With the help of FIAN (FoodFirst Information and Action Network), a strong and adverse reaction to the eviction from a range of international groups, organizations, and people caused Chiquita to be accountable for their actions. However, Chiquita’s response, which amounted to nothing more than PR damage control, turned out to be just empty words. Chiquita re-built 46 huts, and the government built a school and a health center, both of which were far short of the promises for electricity, running water, sewage systems, a sports center, and compensation for the destroyed crops and belongings of the 123 families.
In protest, the Tacamiches refused to move to the town partially constructed by Chiquita. They crammed into a one-room community center in the nearby city of La Lima and began a formidable public relations campaign while subsisting entirely on donations from friends, the surrounding banana plantation communities, and the local Catholic parish. However, supplies were limited, and after a year, they began to face malnutrition, unhealthy living conditions, and an increasing epidemic of bronchitis.
By 1997, however, things began to change. Other communities in plantation areas in danger of eviction began to stand up in protest. Some claimed that their plight indicated their status as internal refugees and therefore applicable under international law, which lead to threats of occupations in the Latin American and European embassies of the capital. Some groups did turn violent, but with the support of FIAN-International and several other Honduran human rights and campesino organizations, the Tacamiches were able to maintain their non-violent occupation. FIAN organized a writing campaign that resulted in over 10,000 letters sent to C.E.O Carl Lindner and Honduran President Carlos Roberto Reina. FIAN also presented the case to the United Nations Committee on Economic, Social, and Cultural Human Rights in Geneva. These actions were also accompanied by citizen protests in the city of Cincinnati at the front of the US headquarters of Chiquita International with about 40 participants in the first and 70 in the second.
On November 4, 1997, the families moved into the 47 newly constructed shacks; shortly thereafter, Chiquita rebuilt another 76 homes and two of the three demolished churches. The government invested over $80,000 in self-help industries for the Tacamiches, including a fish farm and concrete block manufacturing so that they would have means to sustain themselves. They were able to stay, but Chiquita still held a monopoly on the land rights. Although this was only a partial victory of the Tacamiche peoples’ demands, it was a huge victory considering the consequence of a reverse outcome.

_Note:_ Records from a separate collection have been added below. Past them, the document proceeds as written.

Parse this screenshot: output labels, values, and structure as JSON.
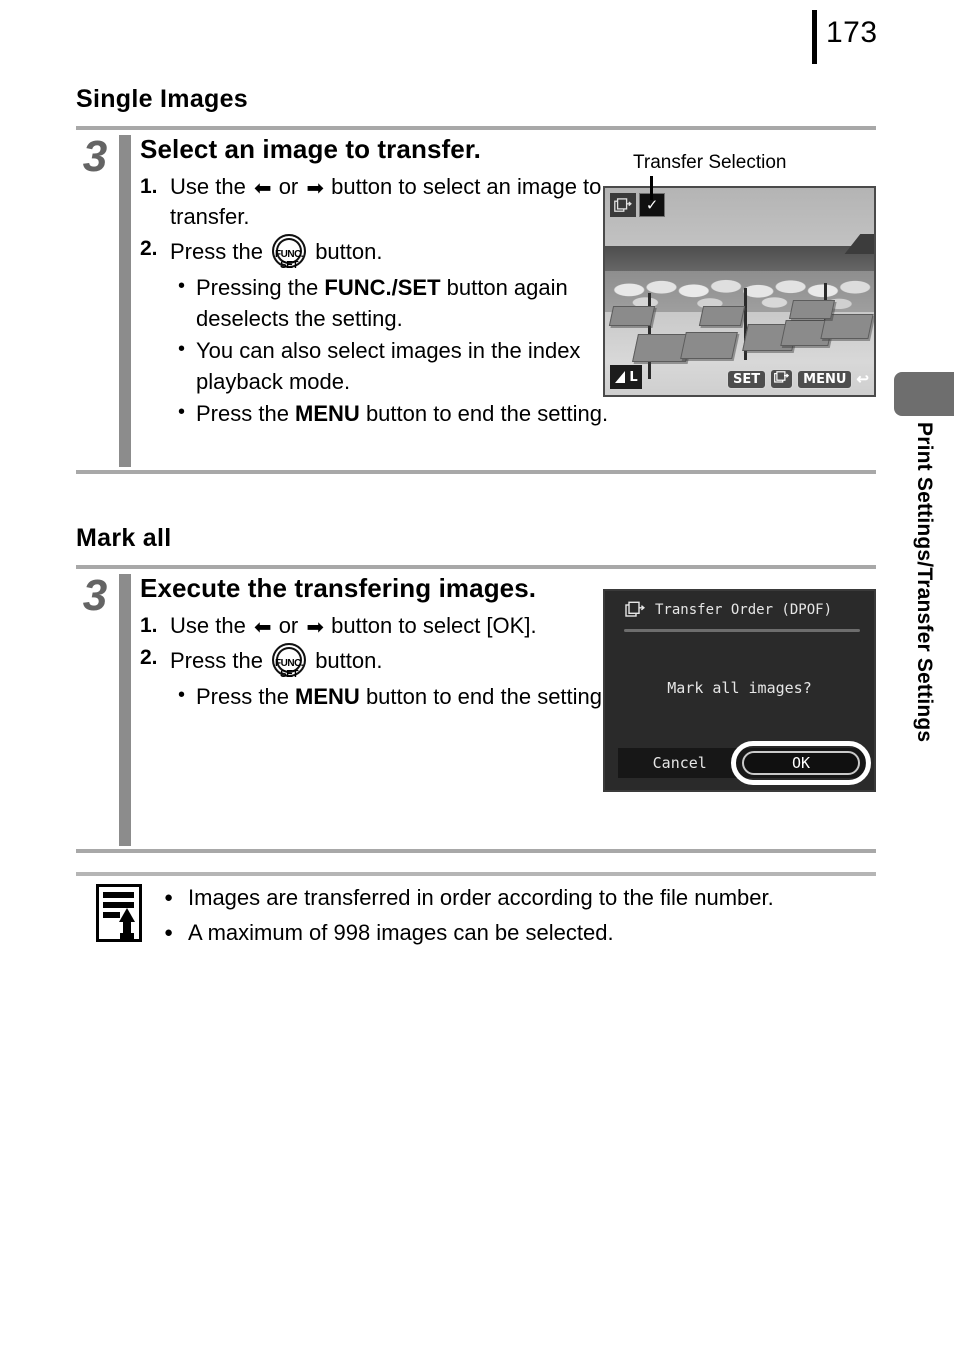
{
  "page": {
    "number": "173",
    "side_tab_label": "Print Settings/Transfer Settings",
    "side_tab_color": "#6e6e6e"
  },
  "sections": [
    {
      "heading": "Single Images",
      "step": {
        "number": "3",
        "title": "Select an image to transfer.",
        "substeps": [
          {
            "num": "1.",
            "pre": "Use the",
            "arrow_left": "⬅",
            "mid": "or",
            "arrow_right": "➡",
            "post": "button to select an image to transfer."
          },
          {
            "num": "2.",
            "pre": "Press the",
            "button_icon": "func-set",
            "post": "button."
          }
        ],
        "bullets": [
          {
            "before": "Pressing the ",
            "bold": "FUNC./SET",
            "after": " button again deselects the setting."
          },
          {
            "before": "You can also select images in the index playback mode.",
            "bold": "",
            "after": ""
          },
          {
            "before": "Press the ",
            "bold": "MENU",
            "after": " button to end the setting."
          }
        ]
      },
      "screen": {
        "callout_label": "Transfer Selection",
        "osd": {
          "transfer_icon": "transfer-order-icon",
          "check_mark": "✓",
          "quality_label": "L",
          "keys": [
            "SET",
            "transfer-icon",
            "MENU",
            "back-arrow-icon"
          ]
        }
      }
    },
    {
      "heading": "Mark all",
      "step": {
        "number": "3",
        "title": "Execute the transfering images.",
        "substeps": [
          {
            "num": "1.",
            "pre": "Use the",
            "arrow_left": "⬅",
            "mid": "or",
            "arrow_right": "➡",
            "post": "button to select [OK]."
          },
          {
            "num": "2.",
            "pre": "Press the",
            "button_icon": "func-set",
            "post": "button."
          }
        ],
        "bullets": [
          {
            "before": "Press the ",
            "bold": "MENU",
            "after": " button to end the setting."
          }
        ]
      },
      "screen": {
        "dialog_title": "Transfer Order (DPOF)",
        "message": "Mark all images?",
        "cancel_label": "Cancel",
        "ok_label": "OK",
        "selected_button": "OK"
      }
    }
  ],
  "note": {
    "icon": "note-pencil-icon",
    "items": [
      "Images are transferred in order according to the file number.",
      "A maximum of 998 images can be selected."
    ]
  },
  "func_set_button": {
    "line1": "FUNC.",
    "line2": "SET"
  }
}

Rohter, Larry. "La Lima Journal;Where Banana Is King, a Revolt Over Farmlands", New York Times, Online, July 26, 1996. http://www.nytimes.com/1996/07/22/world/la-lima-journal-where-banana-is-king-a-revolt-over-farmlands.html?scp=1&sq=tacamiche&st=cse Accessed on April 13, 2011.

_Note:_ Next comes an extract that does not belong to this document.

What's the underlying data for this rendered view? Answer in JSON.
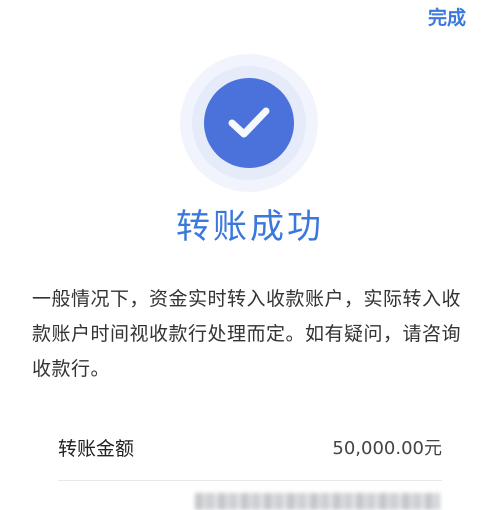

"Peasants Ejected from Tacamiche." Central America UPDATE, vol. 2, no. 3, February 1, 1996. http://www.hartford-hwp.com/archives/47/240.html Accessed on April 13, 2011.